When we think and act like the world we show how insignificant is our relationship with God. He created us in His image so our thinking would conform to truth unaffected by sin and rebellion. When confronted by the philosophy of the world our spirit, counseled and directed by the Spirit who resides within, knows there is something wrong. We may not be able to articulate the wrong, or explain how it is wrong, but we know.

However, when anything we do is perceived by the world as wrong when we know it is God’s express will, bringing the world’s displeasure from our righteous actions and attitudes, do we then submit to the world and agree we are wrong? Are we not convinced of God’s will? If we do no wrong why do we allow the world to convince us otherwise?

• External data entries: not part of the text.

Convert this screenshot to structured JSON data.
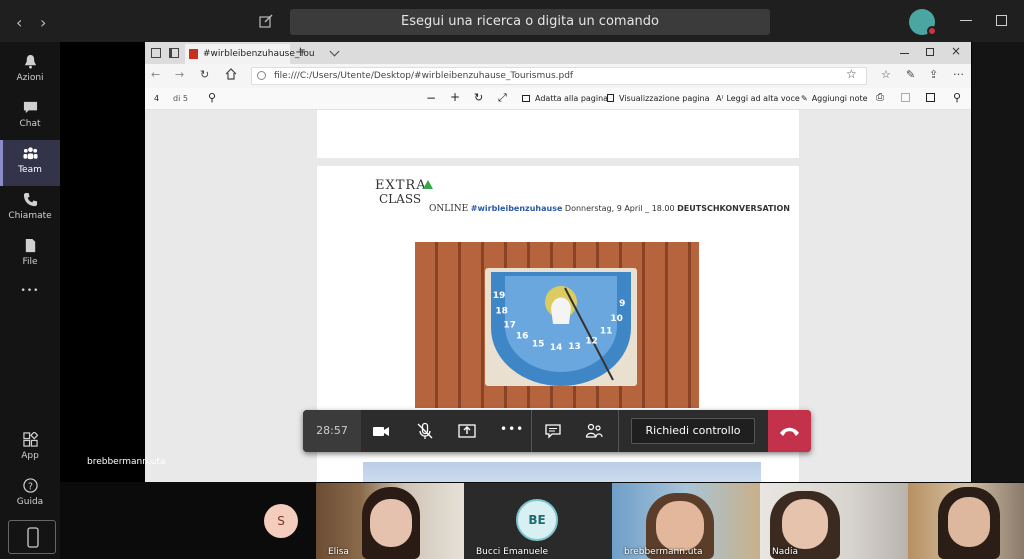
{
  "teams": {
    "search_placeholder": "Esegui una ricerca o digita un comando",
    "back_glyph": "‹",
    "forward_glyph": "›",
    "rail": [
      {
        "label": "Azioni",
        "icon": "bell-icon"
      },
      {
        "label": "Chat",
        "icon": "chat-icon"
      },
      {
        "label": "Team",
        "icon": "team-icon"
      },
      {
        "label": "Chiamate",
        "icon": "phone-icon"
      },
      {
        "label": "File",
        "icon": "file-icon"
      }
    ],
    "more_glyph": "•••",
    "bottom_rail": [
      {
        "label": "App",
        "icon": "apps-icon"
      },
      {
        "label": "Guida",
        "icon": "help-icon"
      }
    ]
  },
  "edge": {
    "tab_title": "#wirbleibenzuhause_Tou",
    "url": "file:///C:/Users/Utente/Desktop/#wirbleibenzuhause_Tourismus.pdf",
    "page_current": "4",
    "page_total": "di 5",
    "toolbar": {
      "fit_page": "Adatta alla pagina",
      "page_view": "Visualizzazione pagina",
      "read_aloud": "Leggi ad alta voce",
      "add_notes": "Aggiungi note"
    }
  },
  "pdf": {
    "logo_top": "EXTRA",
    "logo_bottom": "CLASS",
    "banner_online": "ONLINE",
    "banner_tag": "#wirbleibenzuhause",
    "banner_date": " Donnerstag, 9 April _ 18.00 ",
    "banner_topic": "DEUTSCHKONVERSATION",
    "sundial_numbers": [
      "9",
      "10",
      "11",
      "12",
      "13",
      "14",
      "15",
      "16",
      "17",
      "18",
      "19"
    ]
  },
  "call": {
    "timer": "28:57",
    "control_label": "Richiedi controllo",
    "presenter": "brebbermann.uta"
  },
  "participants": [
    {
      "name": "",
      "initial": "S"
    },
    {
      "name": "Elisa"
    },
    {
      "name": "Bucci Emanuele",
      "initial": "BE"
    },
    {
      "name": "brebbermann.uta"
    },
    {
      "name": "Nadia"
    },
    {
      "name": ""
    }
  ],
  "colors": {
    "accent": "#6264a7",
    "hangup": "#c4314b",
    "tag_blue": "#2a5aa8"
  }
}
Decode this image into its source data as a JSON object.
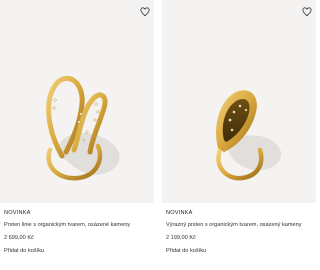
{
  "products": [
    {
      "badge": "NOVINKA",
      "title": "Prsten linie s organickým tvarem, osázené kameny",
      "price": "2 699,00 Kč",
      "cart_label": "Přidat do košíku",
      "wishlist_icon": "heart-icon"
    },
    {
      "badge": "NOVINKA",
      "title": "Výrazný prsten s organickým tvarem, osázený kameny",
      "price": "2 199,00 Kč",
      "cart_label": "Přidat do košíku",
      "wishlist_icon": "heart-icon"
    }
  ],
  "colors": {
    "image_background": "#f4f3f1",
    "gold": "#d9a93e",
    "gold_dark": "#a8781e",
    "text": "#333333"
  }
}
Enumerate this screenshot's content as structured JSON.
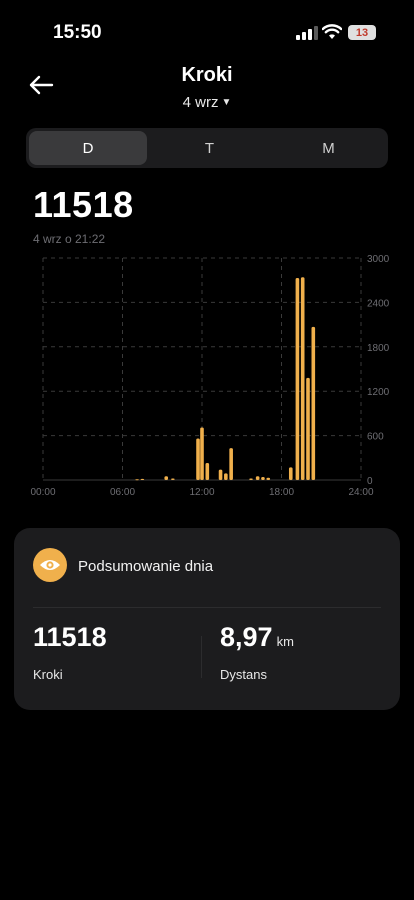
{
  "status": {
    "time": "15:50",
    "battery": "13"
  },
  "header": {
    "title": "Kroki",
    "date": "4 wrz"
  },
  "tabs": [
    "D",
    "T",
    "M"
  ],
  "summary": {
    "value": "11518",
    "timestamp": "4 wrz o 21:22"
  },
  "chart_data": {
    "type": "bar",
    "title": "",
    "xlabel": "",
    "ylabel": "",
    "x_ticks": [
      "00:00",
      "06:00",
      "12:00",
      "18:00",
      "24:00"
    ],
    "y_ticks": [
      "0",
      "600",
      "1200",
      "1800",
      "2400",
      "3000"
    ],
    "ylim": [
      0,
      3000
    ],
    "xlim": [
      0,
      24
    ],
    "grid": true,
    "bar_color": "#f0b04c",
    "x": [
      7.1,
      7.5,
      9.3,
      9.8,
      11.7,
      12.0,
      12.4,
      13.4,
      13.8,
      14.2,
      15.7,
      16.2,
      16.6,
      17.0,
      18.7,
      19.2,
      19.6,
      20.0,
      20.4
    ],
    "values": [
      10,
      15,
      50,
      20,
      560,
      710,
      230,
      140,
      90,
      430,
      20,
      50,
      40,
      30,
      170,
      2730,
      2740,
      1380,
      2070
    ]
  },
  "card": {
    "title": "Podsumowanie dnia",
    "steps_value": "11518",
    "steps_label": "Kroki",
    "distance_value": "8,97",
    "distance_unit": "km",
    "distance_label": "Dystans"
  },
  "colors": {
    "accent": "#f0b04c",
    "card_bg": "#1c1c1e",
    "background": "#000000"
  }
}
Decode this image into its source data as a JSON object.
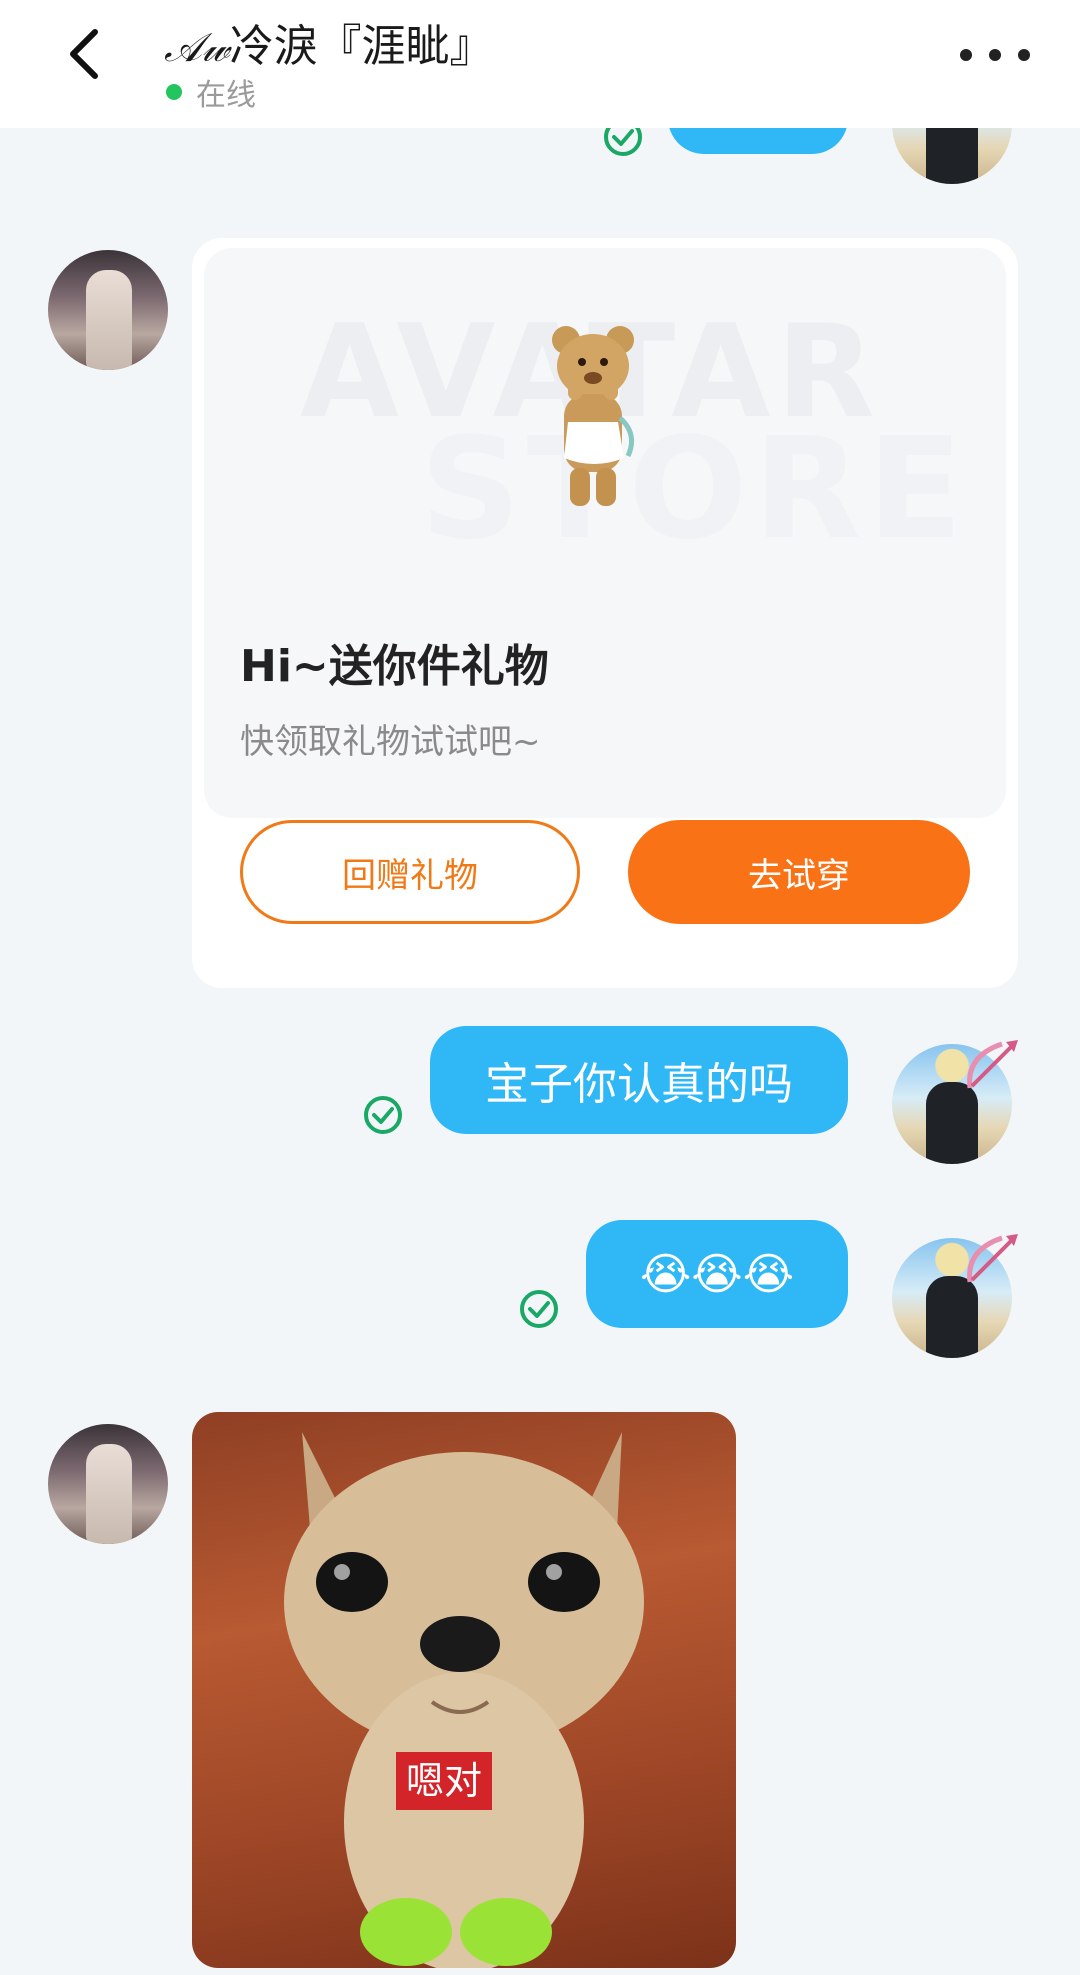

All who are His are owned by Him. This is an unpopular position. Our words, actions and attitudes are to focus upon Him who strengthens us, directs us and who gives us grace and a peace. This confounds the world. Do we compromise His moral will and character in order to please the world? Or do we please God and face with peace and grace the hatred of the world?

Only those operating under the same standard of justice can be reconciled. We are reconciled to God because we come under His justice and righteousness not the worlds. Being judged by those in the world will bring God’s judgment upon those in the world. Those who hold to a standard bent away from God will never be able to comprehend the actions, attitudes and words of a Christian. They may be curious, though.

But even if you should suffer for righteousness’ sake, you will be blessed. Have no fear of them, nor be troubled, but in your hearts honor Christ the Lord as holy, always being prepared to make a defense to anyone who asks you for a reason for the hope that is in you; yet do it with gentleness and respect, having a good conscience, so that, when you are slandered, those who revile your good behavior in Christ may be put to shame. [1 Peter 3:14-16 ESV]

Live the gospel. All are called by God to obedience. And maybe those who persecute you will see Him.